An AOTF is similar to an AOM but, in addition, is also a filter enabling a single wavelength to be selected and transmitted from the incoming light. Unlike an AOM, which works with one laser line, an AOTF can be used with multiple laser lines simultaneously. It can also be used with broadband light sources such as xenon and halogen. The main advantage of AOTF compared with conventional fluorescence filters is the absence of any moving part leading to stable and fast wavelength tuning. AOTFs, in addition, do not deteriorate when exposed to heat and intense light. Radio frequencies applied to the AOTF transducer control the frequency corresponding to the wavelength range, while radio frequency amplitude adjustments allow the light intensity to be modulated.
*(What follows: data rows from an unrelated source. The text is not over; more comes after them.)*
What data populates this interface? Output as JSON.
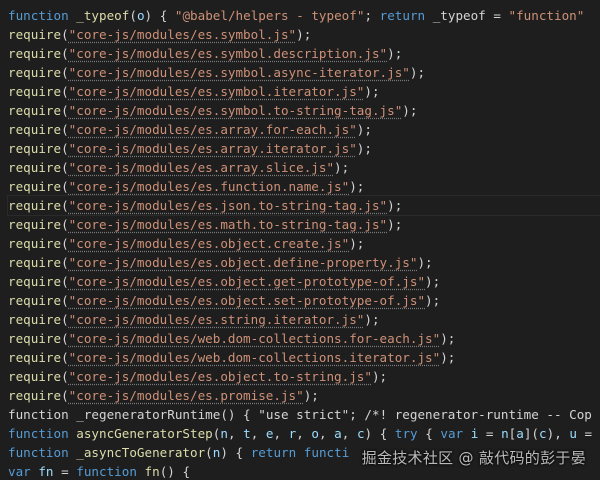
{
  "editor": {
    "lines": [
      [
        {
          "t": "function",
          "c": "kw"
        },
        {
          "t": " ",
          "c": "plain"
        },
        {
          "t": "_typeof",
          "c": "fn"
        },
        {
          "t": "(",
          "c": "plain"
        },
        {
          "t": "o",
          "c": "var"
        },
        {
          "t": ") { ",
          "c": "plain"
        },
        {
          "t": "\"@babel/helpers - typeof\"",
          "c": "str"
        },
        {
          "t": "; ",
          "c": "plain"
        },
        {
          "t": "return",
          "c": "kw"
        },
        {
          "t": " _typeof = ",
          "c": "plain"
        },
        {
          "t": "\"function\"",
          "c": "str"
        }
      ],
      [
        {
          "t": "require",
          "c": "fn"
        },
        {
          "t": "(",
          "c": "plain"
        },
        {
          "t": "\"core-js/modules/es.symbol.js\"",
          "c": "str",
          "u": true
        },
        {
          "t": ");",
          "c": "plain"
        }
      ],
      [
        {
          "t": "require",
          "c": "fn"
        },
        {
          "t": "(",
          "c": "plain"
        },
        {
          "t": "\"core-js/modules/es.symbol.description.js\"",
          "c": "str",
          "u": true
        },
        {
          "t": ");",
          "c": "plain"
        }
      ],
      [
        {
          "t": "require",
          "c": "fn"
        },
        {
          "t": "(",
          "c": "plain"
        },
        {
          "t": "\"core-js/modules/es.symbol.async-iterator.js\"",
          "c": "str",
          "u": true
        },
        {
          "t": ");",
          "c": "plain"
        }
      ],
      [
        {
          "t": "require",
          "c": "fn"
        },
        {
          "t": "(",
          "c": "plain"
        },
        {
          "t": "\"core-js/modules/es.symbol.iterator.js\"",
          "c": "str",
          "u": true
        },
        {
          "t": ");",
          "c": "plain"
        }
      ],
      [
        {
          "t": "require",
          "c": "fn"
        },
        {
          "t": "(",
          "c": "plain"
        },
        {
          "t": "\"core-js/modules/es.symbol.to-string-tag.js\"",
          "c": "str",
          "u": true
        },
        {
          "t": ");",
          "c": "plain"
        }
      ],
      [
        {
          "t": "require",
          "c": "fn"
        },
        {
          "t": "(",
          "c": "plain"
        },
        {
          "t": "\"core-js/modules/es.array.for-each.js\"",
          "c": "str",
          "u": true
        },
        {
          "t": ");",
          "c": "plain"
        }
      ],
      [
        {
          "t": "require",
          "c": "fn"
        },
        {
          "t": "(",
          "c": "plain"
        },
        {
          "t": "\"core-js/modules/es.array.iterator.js\"",
          "c": "str",
          "u": true
        },
        {
          "t": ");",
          "c": "plain"
        }
      ],
      [
        {
          "t": "require",
          "c": "fn"
        },
        {
          "t": "(",
          "c": "plain"
        },
        {
          "t": "\"core-js/modules/es.array.slice.js\"",
          "c": "str",
          "u": true
        },
        {
          "t": ");",
          "c": "plain"
        }
      ],
      [
        {
          "t": "require",
          "c": "fn"
        },
        {
          "t": "(",
          "c": "plain"
        },
        {
          "t": "\"core-js/modules/es.function.name.js\"",
          "c": "str",
          "u": true
        },
        {
          "t": ");",
          "c": "plain"
        }
      ],
      [
        {
          "t": "require",
          "c": "fn"
        },
        {
          "t": "(",
          "c": "plain"
        },
        {
          "t": "\"core-js/modules/es.json.to-string-tag.js\"",
          "c": "str",
          "u": true
        },
        {
          "t": ");",
          "c": "plain"
        }
      ],
      [
        {
          "t": "require",
          "c": "fn"
        },
        {
          "t": "(",
          "c": "plain"
        },
        {
          "t": "\"core-js/modules/es.math.to-string-tag.js\"",
          "c": "str",
          "u": true
        },
        {
          "t": ");",
          "c": "plain"
        }
      ],
      [
        {
          "t": "require",
          "c": "fn"
        },
        {
          "t": "(",
          "c": "plain"
        },
        {
          "t": "\"core-js/modules/es.object.create.js\"",
          "c": "str",
          "u": true
        },
        {
          "t": ");",
          "c": "plain"
        }
      ],
      [
        {
          "t": "require",
          "c": "fn"
        },
        {
          "t": "(",
          "c": "plain"
        },
        {
          "t": "\"core-js/modules/es.object.define-property.js\"",
          "c": "str",
          "u": true
        },
        {
          "t": ");",
          "c": "plain"
        }
      ],
      [
        {
          "t": "require",
          "c": "fn"
        },
        {
          "t": "(",
          "c": "plain"
        },
        {
          "t": "\"core-js/modules/es.object.get-prototype-of.js\"",
          "c": "str",
          "u": true
        },
        {
          "t": ");",
          "c": "plain"
        }
      ],
      [
        {
          "t": "require",
          "c": "fn"
        },
        {
          "t": "(",
          "c": "plain"
        },
        {
          "t": "\"core-js/modules/es.object.set-prototype-of.js\"",
          "c": "str",
          "u": true
        },
        {
          "t": ");",
          "c": "plain"
        }
      ],
      [
        {
          "t": "require",
          "c": "fn"
        },
        {
          "t": "(",
          "c": "plain"
        },
        {
          "t": "\"core-js/modules/es.string.iterator.js\"",
          "c": "str",
          "u": true
        },
        {
          "t": ");",
          "c": "plain"
        }
      ],
      [
        {
          "t": "require",
          "c": "fn"
        },
        {
          "t": "(",
          "c": "plain"
        },
        {
          "t": "\"core-js/modules/web.dom-collections.for-each.js\"",
          "c": "str",
          "u": true
        },
        {
          "t": ");",
          "c": "plain"
        }
      ],
      [
        {
          "t": "require",
          "c": "fn"
        },
        {
          "t": "(",
          "c": "plain"
        },
        {
          "t": "\"core-js/modules/web.dom-collections.iterator.js\"",
          "c": "str",
          "u": true
        },
        {
          "t": ");",
          "c": "plain"
        }
      ],
      [
        {
          "t": "require",
          "c": "fn"
        },
        {
          "t": "(",
          "c": "plain"
        },
        {
          "t": "\"core-js/modules/es.object.to-string.js\"",
          "c": "str",
          "u": true
        },
        {
          "t": ");",
          "c": "plain"
        }
      ],
      [
        {
          "t": "require",
          "c": "fn"
        },
        {
          "t": "(",
          "c": "plain"
        },
        {
          "t": "\"core-js/modules/es.promise.js\"",
          "c": "str",
          "u": true
        },
        {
          "t": ");",
          "c": "plain"
        }
      ],
      [
        {
          "t": "function",
          "c": "plain"
        },
        {
          "t": " _regeneratorRuntime() { ",
          "c": "plain"
        },
        {
          "t": "\"use strict\"",
          "c": "plain"
        },
        {
          "t": "; /*! regenerator-runtime -- Cop",
          "c": "plain"
        }
      ],
      [
        {
          "t": "function",
          "c": "kw"
        },
        {
          "t": " ",
          "c": "plain"
        },
        {
          "t": "asyncGeneratorStep",
          "c": "fn"
        },
        {
          "t": "(",
          "c": "plain"
        },
        {
          "t": "n",
          "c": "var"
        },
        {
          "t": ", ",
          "c": "plain"
        },
        {
          "t": "t",
          "c": "var"
        },
        {
          "t": ", ",
          "c": "plain"
        },
        {
          "t": "e",
          "c": "var"
        },
        {
          "t": ", ",
          "c": "plain"
        },
        {
          "t": "r",
          "c": "var"
        },
        {
          "t": ", ",
          "c": "plain"
        },
        {
          "t": "o",
          "c": "var"
        },
        {
          "t": ", ",
          "c": "plain"
        },
        {
          "t": "a",
          "c": "var"
        },
        {
          "t": ", ",
          "c": "plain"
        },
        {
          "t": "c",
          "c": "var"
        },
        {
          "t": ") { ",
          "c": "plain"
        },
        {
          "t": "try",
          "c": "kw"
        },
        {
          "t": " { ",
          "c": "plain"
        },
        {
          "t": "var",
          "c": "kw"
        },
        {
          "t": " ",
          "c": "plain"
        },
        {
          "t": "i",
          "c": "var"
        },
        {
          "t": " = ",
          "c": "plain"
        },
        {
          "t": "n",
          "c": "var"
        },
        {
          "t": "[",
          "c": "plain"
        },
        {
          "t": "a",
          "c": "var"
        },
        {
          "t": "](",
          "c": "plain"
        },
        {
          "t": "c",
          "c": "var"
        },
        {
          "t": "), ",
          "c": "plain"
        },
        {
          "t": "u",
          "c": "var"
        },
        {
          "t": " =",
          "c": "plain"
        }
      ],
      [
        {
          "t": "function",
          "c": "kw"
        },
        {
          "t": " ",
          "c": "plain"
        },
        {
          "t": "_asyncToGenerator",
          "c": "fn"
        },
        {
          "t": "(",
          "c": "plain"
        },
        {
          "t": "n",
          "c": "var"
        },
        {
          "t": ") { ",
          "c": "plain"
        },
        {
          "t": "return",
          "c": "kw"
        },
        {
          "t": " ",
          "c": "plain"
        },
        {
          "t": "functi",
          "c": "kw"
        }
      ],
      [
        {
          "t": "var",
          "c": "kw"
        },
        {
          "t": " ",
          "c": "plain"
        },
        {
          "t": "fn",
          "c": "var"
        },
        {
          "t": " = ",
          "c": "plain"
        },
        {
          "t": "function",
          "c": "kw"
        },
        {
          "t": " ",
          "c": "plain"
        },
        {
          "t": "fn",
          "c": "fn"
        },
        {
          "t": "() {",
          "c": "plain"
        }
      ]
    ]
  },
  "watermark": {
    "text": "掘金技术社区 @ 敲代码的彭于晏"
  },
  "colors": {
    "background": "#1e1e1e",
    "keyword": "#569cd6",
    "function": "#dcdcaa",
    "string": "#ce9178",
    "variable": "#9cdcfe",
    "text": "#d4d4d4"
  }
}
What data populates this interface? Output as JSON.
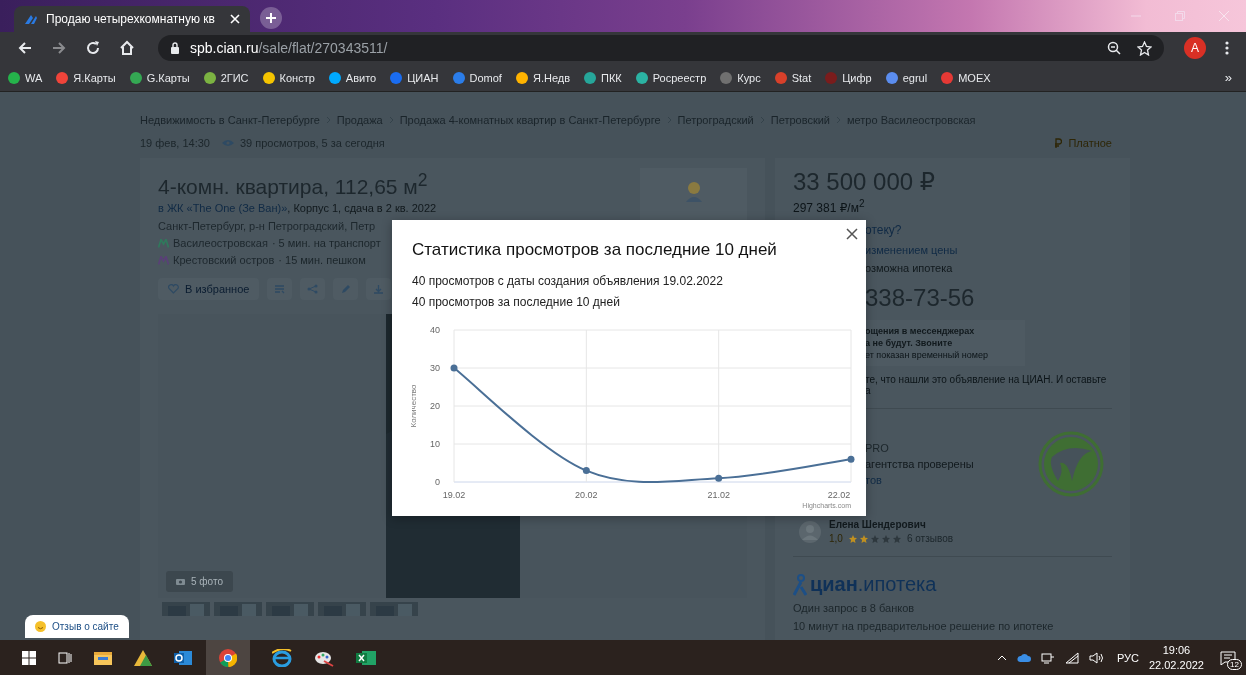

AOTF are widely used in many optical systems and applications. AOTF technology, however, is especially valuable in live cell imaging, where fine control of wavelength and intensity help to reduce phototoxicity and photobleaching of fluorophores especially in long-term time-lapse imaging applications. Like AOM's, AOTF's allow light modulation with very high frequencies, which allows targeted bleaching or activation in techniques such as FRAP or PA-GFP imaging.
Nikon's LiveScan Sweptfield confocal system incorporates a very fast AOTF for precise control over the transmitted wavelength and intensity of laser light. It takes advantage of up to six AOTF modulated laser lines for single or multi-channel sequential data acquisition. Configured with Nikon's Ti-PFS series microscopes or the FN-1 physiology station, the LiveScan offers particular flexibility in live cell fluorescence and time-lapse imaging.
Nikon's LiveScan Sweptfield confocal system.